App and web page records:
-- Opening Marker --

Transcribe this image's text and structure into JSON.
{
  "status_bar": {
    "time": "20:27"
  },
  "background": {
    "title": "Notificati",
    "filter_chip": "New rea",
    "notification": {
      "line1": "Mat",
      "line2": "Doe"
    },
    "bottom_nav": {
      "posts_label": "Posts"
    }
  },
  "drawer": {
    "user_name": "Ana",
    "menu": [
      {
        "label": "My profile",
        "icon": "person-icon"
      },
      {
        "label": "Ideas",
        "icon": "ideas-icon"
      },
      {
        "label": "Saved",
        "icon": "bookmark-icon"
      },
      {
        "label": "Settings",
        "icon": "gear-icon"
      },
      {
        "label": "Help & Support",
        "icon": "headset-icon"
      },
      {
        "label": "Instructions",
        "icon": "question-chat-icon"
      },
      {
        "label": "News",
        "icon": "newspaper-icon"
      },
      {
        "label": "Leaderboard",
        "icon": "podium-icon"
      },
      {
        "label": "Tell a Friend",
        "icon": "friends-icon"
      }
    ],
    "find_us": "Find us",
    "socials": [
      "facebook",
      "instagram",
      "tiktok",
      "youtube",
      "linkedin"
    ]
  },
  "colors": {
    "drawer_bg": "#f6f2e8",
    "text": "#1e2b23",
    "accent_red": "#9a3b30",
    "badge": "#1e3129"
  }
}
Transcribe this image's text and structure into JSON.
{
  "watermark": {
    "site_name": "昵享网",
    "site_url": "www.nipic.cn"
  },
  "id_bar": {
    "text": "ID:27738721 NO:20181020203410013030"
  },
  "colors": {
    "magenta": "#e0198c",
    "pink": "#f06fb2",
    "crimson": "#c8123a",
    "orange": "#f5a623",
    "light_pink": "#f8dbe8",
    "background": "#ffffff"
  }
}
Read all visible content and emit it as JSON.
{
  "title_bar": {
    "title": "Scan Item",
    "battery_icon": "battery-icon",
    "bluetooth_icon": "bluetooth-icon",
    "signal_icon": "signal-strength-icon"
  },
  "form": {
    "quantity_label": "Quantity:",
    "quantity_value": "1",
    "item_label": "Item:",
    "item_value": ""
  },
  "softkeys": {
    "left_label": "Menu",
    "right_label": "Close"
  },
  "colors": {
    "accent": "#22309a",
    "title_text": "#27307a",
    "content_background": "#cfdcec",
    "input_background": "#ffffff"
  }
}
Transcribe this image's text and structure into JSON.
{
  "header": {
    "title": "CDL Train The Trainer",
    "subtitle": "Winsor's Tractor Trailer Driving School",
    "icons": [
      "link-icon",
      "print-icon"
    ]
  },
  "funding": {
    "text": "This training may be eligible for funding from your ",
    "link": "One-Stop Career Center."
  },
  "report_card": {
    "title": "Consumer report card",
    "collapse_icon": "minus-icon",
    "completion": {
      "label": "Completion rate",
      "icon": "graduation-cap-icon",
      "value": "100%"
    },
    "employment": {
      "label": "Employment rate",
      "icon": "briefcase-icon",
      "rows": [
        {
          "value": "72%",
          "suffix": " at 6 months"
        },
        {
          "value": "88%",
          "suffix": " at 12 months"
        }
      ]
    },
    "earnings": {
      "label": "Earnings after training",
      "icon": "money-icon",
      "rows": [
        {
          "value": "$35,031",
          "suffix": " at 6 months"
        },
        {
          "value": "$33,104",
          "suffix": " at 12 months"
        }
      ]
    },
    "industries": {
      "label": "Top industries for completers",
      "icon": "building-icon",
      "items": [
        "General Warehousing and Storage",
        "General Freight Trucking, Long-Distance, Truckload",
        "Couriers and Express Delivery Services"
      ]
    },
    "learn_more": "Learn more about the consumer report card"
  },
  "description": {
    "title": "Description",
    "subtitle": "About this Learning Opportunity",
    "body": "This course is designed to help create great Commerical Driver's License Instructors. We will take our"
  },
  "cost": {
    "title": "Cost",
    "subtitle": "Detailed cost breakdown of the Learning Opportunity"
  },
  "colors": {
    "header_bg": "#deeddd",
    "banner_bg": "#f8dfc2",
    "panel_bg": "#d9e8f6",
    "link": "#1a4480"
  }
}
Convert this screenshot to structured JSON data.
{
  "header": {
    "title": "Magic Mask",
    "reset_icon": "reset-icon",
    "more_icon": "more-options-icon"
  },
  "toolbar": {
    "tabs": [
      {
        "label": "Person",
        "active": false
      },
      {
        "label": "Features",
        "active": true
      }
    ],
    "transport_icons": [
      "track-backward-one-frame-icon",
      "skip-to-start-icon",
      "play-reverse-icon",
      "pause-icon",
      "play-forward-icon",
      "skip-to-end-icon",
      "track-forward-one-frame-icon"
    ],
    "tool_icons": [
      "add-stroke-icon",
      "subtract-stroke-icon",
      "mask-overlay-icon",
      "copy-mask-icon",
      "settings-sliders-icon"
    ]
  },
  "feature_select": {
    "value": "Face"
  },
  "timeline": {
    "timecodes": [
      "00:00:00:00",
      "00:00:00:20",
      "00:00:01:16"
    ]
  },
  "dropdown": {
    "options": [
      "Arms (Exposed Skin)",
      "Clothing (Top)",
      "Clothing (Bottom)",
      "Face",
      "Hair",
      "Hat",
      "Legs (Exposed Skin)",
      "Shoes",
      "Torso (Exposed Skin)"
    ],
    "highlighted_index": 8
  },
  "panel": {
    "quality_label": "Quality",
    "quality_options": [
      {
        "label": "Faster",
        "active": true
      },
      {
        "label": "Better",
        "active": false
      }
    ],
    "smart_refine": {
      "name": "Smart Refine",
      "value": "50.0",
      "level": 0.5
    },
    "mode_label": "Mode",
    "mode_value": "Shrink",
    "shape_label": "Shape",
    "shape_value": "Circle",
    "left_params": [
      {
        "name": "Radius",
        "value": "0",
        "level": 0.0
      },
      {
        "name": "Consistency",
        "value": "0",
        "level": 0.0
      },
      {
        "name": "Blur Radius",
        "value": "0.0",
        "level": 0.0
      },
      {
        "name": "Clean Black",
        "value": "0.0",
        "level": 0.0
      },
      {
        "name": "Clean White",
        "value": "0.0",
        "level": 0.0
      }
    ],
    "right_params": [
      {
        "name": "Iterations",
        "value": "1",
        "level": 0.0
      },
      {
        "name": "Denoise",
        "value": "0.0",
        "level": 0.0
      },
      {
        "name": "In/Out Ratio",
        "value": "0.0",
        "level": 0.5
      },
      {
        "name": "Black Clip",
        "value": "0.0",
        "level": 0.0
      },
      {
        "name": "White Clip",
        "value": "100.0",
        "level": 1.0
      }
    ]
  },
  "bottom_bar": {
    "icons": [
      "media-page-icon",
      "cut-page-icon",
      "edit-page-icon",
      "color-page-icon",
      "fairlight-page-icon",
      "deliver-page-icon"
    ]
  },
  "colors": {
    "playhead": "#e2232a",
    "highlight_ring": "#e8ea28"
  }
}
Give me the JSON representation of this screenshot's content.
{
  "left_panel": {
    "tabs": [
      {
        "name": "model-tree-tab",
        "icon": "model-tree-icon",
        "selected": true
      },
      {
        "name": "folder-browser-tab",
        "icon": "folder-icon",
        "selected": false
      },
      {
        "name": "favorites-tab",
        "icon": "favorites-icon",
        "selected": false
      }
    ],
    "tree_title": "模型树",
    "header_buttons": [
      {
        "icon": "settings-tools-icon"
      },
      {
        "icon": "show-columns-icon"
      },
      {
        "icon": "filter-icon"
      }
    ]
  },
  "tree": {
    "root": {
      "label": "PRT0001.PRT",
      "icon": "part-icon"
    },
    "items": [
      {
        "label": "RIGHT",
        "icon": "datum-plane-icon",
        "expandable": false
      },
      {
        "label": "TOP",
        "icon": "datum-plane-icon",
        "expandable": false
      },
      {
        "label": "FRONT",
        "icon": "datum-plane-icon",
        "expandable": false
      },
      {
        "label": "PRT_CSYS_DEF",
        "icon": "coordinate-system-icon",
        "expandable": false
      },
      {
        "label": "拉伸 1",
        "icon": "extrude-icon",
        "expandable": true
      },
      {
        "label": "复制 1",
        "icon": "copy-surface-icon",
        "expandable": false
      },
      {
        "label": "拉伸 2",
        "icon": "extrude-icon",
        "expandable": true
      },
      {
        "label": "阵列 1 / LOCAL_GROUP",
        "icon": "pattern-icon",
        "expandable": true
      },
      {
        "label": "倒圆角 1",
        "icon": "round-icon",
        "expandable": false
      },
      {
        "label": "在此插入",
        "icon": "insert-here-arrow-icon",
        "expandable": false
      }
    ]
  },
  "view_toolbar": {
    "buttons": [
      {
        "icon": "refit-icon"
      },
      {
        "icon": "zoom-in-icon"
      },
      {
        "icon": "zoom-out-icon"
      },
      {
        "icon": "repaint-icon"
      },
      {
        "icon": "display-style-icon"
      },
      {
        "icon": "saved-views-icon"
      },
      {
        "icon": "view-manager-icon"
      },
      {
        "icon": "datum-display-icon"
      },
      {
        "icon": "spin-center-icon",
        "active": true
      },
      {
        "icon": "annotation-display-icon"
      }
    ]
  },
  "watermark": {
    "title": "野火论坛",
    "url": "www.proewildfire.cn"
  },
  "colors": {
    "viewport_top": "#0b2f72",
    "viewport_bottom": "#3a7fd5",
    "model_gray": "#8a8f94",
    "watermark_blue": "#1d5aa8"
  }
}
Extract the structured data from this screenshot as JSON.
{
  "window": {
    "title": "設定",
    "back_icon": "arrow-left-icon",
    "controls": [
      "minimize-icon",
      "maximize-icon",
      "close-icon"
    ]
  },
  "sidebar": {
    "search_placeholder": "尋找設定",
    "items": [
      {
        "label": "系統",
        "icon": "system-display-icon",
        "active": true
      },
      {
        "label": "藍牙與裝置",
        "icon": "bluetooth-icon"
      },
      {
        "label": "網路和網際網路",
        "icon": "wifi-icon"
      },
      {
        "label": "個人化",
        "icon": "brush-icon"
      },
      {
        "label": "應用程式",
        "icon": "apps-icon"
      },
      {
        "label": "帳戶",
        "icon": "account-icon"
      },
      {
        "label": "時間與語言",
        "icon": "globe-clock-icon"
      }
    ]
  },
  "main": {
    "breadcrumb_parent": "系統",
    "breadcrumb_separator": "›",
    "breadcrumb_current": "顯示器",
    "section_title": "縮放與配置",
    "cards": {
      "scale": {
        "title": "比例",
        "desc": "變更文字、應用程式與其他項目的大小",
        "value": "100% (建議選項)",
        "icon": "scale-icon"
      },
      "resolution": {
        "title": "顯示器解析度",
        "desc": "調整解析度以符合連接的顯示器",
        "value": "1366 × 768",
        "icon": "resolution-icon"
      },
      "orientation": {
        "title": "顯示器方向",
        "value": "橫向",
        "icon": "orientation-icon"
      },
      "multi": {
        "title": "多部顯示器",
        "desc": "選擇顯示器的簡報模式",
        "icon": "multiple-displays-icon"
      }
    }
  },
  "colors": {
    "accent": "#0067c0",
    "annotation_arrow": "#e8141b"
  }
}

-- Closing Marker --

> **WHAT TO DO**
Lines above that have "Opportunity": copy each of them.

> **RESPONSE BOX**
    "subtitle": "About this Learning Opportunity",
    "subtitle": "Detailed cost breakdown of the Learning Opportunity"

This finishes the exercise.